Infinite, immense, inexplicable, and abundant love
A reflection for the Solemnity of the Most Holy Body and Blood of Christ (Corpus Christi), Year A
by Andrés Castillo
Self-Giving. Surrender. Love. More surrender. Much more.
“The Eucharist continually reminds Christians that they are pilgrims and strangers. That their life is an exodus. The Eucharist will cease as soon as the signs come to an end and Sacraments will be replaced by the vision of glory.”
(Fr. Raniero Cantalamessa, O.F.M. Cap., 4th Lenten Sermon, 18 March 2005)
Corpus Christi teaches us the true meaning of self-giving: It is giving of yourself completely, without measuring consequences, without having ulterior motives. Above all, it means trusting in it as your only plan.
This is the story of the constancy of infinite love; God, in His immense love, becomes man, equal to you and equal to me. He becomes that man who dies on a cross for our sins. It is infinite love and resurrection wrapped up together in salvation, so that we can be together with Him.
But that’s not everything because, also, as inexplicable love, it continues to give itself to us over and over again. He gives himself to us every day at the table of the altar so that we can continue to witness the wonder of the abundant love and the beauty of the embrace made real.
When Scripture tells us that "... he will live forever" (John 6:51)
it brings us into the mystery of eternal life. It means understanding the last chapter of the Gospel of Matthew where the Promise of Jesus is offered to us in its entirety: "Know that I am with you, always, until the end of the age" (Matthew 28:20).
Is it not at the table of the altar where that Promise is accomplished? Are not the Bread and Wine the same Jesus who makes himself present to us in order to accompany us in our days until the end of time?
The Preacher to the Papal Household, Fr. Raniero Cantalamessa, O.F.M. Cap., gives us a beautiful phrase: “The Eucharist continually reminds Christians that they are pilgrims and strangers.”
Being on this journey as "outsiders" means understanding the purpose of eternal life, which prepares us to dwell in our true home, which is made present today through the table of the altar. By sharing the bread and the wine we are partakers, for a moment, of the true dwelling place with the Father.
Eucharist, which means thanksgiving, is the precise moment to give thanks to the Father for his love, for his self-gift, for the embrace that makes us feel like his children, but above all, for that fulfilled promise that makes us members of a Church that moves forward. And without forgetting the primordial sense, it is to thank him because the Eucharist is a force that impels us to go out, to proclaim, that makes us feel that we are missionaries and disciples of Jesus; that being wherever we belong, we can tell everyone that Jesus has a table prepared at the altar today, waiting for each of his children to come and experience the mystery of eternal life; to have a moment of rest and of being sent, of preparation and of offering, of correction and of love.

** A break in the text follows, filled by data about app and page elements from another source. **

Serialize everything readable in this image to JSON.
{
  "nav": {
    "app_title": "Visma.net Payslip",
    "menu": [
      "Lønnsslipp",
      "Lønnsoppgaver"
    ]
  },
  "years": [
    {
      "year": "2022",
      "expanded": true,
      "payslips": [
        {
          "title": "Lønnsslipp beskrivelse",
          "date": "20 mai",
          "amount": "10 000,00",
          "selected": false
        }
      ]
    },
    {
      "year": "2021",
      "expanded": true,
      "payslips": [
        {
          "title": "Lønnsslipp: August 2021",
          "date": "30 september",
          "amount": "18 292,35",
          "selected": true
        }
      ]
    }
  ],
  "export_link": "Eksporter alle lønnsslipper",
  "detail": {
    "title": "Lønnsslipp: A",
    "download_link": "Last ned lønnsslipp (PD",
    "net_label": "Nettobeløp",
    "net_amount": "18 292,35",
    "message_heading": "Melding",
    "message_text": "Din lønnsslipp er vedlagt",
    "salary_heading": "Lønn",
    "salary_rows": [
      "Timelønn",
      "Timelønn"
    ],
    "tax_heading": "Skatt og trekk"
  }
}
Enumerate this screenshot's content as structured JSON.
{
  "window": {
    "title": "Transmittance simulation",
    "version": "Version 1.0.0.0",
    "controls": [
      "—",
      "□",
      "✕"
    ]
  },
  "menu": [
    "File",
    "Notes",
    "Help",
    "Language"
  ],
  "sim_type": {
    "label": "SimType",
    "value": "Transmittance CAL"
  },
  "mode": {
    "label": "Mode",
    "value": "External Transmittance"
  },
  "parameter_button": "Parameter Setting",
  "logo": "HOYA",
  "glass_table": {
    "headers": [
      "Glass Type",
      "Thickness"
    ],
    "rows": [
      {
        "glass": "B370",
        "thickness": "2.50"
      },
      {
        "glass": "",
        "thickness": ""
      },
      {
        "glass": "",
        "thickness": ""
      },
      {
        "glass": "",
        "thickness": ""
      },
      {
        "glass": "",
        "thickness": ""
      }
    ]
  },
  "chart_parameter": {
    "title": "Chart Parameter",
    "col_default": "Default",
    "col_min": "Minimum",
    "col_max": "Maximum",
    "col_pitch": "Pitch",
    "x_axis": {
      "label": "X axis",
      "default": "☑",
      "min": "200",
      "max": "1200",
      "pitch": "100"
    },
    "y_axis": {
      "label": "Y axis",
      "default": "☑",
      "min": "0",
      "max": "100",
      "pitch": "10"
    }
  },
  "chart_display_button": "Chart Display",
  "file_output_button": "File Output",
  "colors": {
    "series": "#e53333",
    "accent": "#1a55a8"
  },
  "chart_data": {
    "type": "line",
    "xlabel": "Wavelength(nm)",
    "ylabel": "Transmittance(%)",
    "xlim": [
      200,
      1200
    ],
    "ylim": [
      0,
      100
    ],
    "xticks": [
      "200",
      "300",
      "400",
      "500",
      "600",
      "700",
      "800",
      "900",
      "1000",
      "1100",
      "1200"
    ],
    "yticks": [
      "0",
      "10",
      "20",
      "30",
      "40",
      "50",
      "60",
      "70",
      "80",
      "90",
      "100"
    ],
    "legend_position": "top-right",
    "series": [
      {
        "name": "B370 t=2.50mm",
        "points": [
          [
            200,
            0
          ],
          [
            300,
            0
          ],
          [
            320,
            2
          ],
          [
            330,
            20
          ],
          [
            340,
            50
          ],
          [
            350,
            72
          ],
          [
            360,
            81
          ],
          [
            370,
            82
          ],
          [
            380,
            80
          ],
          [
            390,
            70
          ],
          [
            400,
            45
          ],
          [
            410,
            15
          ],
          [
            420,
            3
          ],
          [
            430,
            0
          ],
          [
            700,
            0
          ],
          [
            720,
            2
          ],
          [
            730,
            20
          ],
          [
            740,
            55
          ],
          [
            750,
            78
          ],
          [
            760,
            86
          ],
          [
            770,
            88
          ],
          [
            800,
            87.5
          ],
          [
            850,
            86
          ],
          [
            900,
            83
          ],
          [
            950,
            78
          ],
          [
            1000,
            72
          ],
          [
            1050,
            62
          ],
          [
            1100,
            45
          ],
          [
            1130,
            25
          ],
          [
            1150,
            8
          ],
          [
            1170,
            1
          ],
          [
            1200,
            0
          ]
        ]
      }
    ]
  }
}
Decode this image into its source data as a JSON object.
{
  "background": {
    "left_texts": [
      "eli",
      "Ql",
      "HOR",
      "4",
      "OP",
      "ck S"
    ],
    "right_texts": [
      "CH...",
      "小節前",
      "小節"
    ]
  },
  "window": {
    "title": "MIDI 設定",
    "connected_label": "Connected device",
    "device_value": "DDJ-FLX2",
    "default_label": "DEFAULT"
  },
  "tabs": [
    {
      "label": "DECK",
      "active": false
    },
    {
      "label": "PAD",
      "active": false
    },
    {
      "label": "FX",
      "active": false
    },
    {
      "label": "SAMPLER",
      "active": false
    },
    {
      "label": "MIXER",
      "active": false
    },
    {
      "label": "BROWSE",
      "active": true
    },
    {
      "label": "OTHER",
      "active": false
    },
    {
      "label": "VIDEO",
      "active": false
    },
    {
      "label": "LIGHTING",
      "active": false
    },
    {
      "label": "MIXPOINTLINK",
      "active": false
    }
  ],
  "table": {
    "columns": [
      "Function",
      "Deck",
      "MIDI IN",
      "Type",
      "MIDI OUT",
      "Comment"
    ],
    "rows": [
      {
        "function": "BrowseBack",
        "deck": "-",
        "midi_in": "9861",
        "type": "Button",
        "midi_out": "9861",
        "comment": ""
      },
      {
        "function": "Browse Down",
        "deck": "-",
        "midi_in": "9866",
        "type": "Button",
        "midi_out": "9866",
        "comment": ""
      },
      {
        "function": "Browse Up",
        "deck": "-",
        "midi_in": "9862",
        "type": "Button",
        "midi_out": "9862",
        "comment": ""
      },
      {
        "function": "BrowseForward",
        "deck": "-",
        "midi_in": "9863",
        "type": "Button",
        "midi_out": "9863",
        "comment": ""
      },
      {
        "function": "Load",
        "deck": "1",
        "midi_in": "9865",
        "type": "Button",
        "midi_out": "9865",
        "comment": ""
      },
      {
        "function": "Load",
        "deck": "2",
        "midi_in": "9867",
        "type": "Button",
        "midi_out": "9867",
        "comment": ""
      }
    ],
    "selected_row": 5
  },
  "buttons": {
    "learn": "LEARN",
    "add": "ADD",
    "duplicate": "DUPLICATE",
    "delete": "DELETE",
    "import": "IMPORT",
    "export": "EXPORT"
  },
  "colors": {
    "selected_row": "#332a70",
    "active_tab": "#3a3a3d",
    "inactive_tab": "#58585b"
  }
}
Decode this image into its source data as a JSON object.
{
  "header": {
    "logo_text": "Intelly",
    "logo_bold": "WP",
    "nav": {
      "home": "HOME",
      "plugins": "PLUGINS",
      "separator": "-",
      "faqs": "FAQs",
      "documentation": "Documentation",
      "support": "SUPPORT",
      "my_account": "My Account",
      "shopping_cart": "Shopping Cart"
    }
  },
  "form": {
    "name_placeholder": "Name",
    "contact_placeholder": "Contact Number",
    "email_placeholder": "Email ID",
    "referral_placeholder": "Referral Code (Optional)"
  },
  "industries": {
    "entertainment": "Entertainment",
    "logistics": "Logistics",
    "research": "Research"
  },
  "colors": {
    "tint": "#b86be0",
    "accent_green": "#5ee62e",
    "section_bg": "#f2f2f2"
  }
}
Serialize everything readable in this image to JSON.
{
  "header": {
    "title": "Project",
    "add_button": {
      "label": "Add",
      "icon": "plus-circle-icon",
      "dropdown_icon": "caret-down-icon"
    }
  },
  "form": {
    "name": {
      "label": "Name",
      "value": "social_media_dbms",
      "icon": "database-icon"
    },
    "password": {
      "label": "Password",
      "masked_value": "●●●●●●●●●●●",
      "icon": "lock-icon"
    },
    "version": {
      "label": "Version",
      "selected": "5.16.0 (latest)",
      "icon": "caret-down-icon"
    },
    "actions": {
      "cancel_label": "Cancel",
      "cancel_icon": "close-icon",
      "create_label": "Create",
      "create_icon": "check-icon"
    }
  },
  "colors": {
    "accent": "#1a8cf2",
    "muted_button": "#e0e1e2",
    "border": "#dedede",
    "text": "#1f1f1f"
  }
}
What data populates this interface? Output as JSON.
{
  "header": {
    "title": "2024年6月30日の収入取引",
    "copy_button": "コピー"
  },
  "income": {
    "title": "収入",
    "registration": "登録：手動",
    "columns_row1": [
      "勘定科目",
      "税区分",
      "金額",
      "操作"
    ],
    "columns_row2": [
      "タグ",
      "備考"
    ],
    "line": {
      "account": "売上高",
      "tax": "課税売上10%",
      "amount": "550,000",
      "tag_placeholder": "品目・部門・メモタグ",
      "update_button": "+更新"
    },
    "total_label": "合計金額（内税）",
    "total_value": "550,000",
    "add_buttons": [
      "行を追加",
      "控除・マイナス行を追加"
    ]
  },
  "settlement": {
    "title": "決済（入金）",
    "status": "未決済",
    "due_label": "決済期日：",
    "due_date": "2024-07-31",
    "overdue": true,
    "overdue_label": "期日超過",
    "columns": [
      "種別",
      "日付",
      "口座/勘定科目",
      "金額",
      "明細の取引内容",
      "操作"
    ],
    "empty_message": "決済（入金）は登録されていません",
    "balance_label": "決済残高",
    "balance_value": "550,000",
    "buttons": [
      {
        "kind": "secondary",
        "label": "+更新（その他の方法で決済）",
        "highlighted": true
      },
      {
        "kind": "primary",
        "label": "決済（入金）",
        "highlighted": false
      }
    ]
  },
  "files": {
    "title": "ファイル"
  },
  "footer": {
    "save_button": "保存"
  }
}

I pray that on this feast of Corpus Christi we may be able to receive Jesus as a permanent offering, as the reality of the Promise fulfilled. No matter if He touches you physically or spiritually, may this confession of love touch your life, embrace you, and give you all the love of Jesus because "... there is no greater love than to lay down one’s life for one’s friends (John 15:13).
"Take and eat; this is my body given up for you."
Take and eat, this is my body, that, having been given up as a sacrifice for sins, is offered today at the table, as eternal food and permanent embrace, to fulfill in us his Promise, so that we can give thanks for his self-giving, surrender, love, and promise!
“Not even the torrents of the great waters will be able to erase this love
For its flames are burning fire, more than death, this love is so strong.
Of an overwhelming embrace, of torturous absence, of night and light, this love is made!
Of incomparable pain, of priceless comfort, of life and cross this love is made.”
[From “Abraço Eterno (Eternal Embrace)” by Suely Façanha of the Shalom Community of Brazil]
(translated from the original Spanish by Deacon Pedro Guevara-Mann)
The readings for the Solemnity of the Most Holy Body and Blood of Christ (Corpus Christi), Year A, are
Deuteronomy 8:2-3, 14b-16a
1 Corinthians 10:16-17
Andrés Castillo is a communicator, writer, and missionary. After studying publicity and advertising, he dedicated himself to film production and working in the media. He is co-founder of the global network of lay Missionaries Renova+. He is the author of several books about leadership and inspiration, and has proclaimed the Word of God throughout his native Argentina as well as in more than 50 cities and 17 countries around the world. He lives in Buenos Aires with his wife Ludmila and their children, Simón, Benjamín, and Gina. Learn more at www.renovamas.org.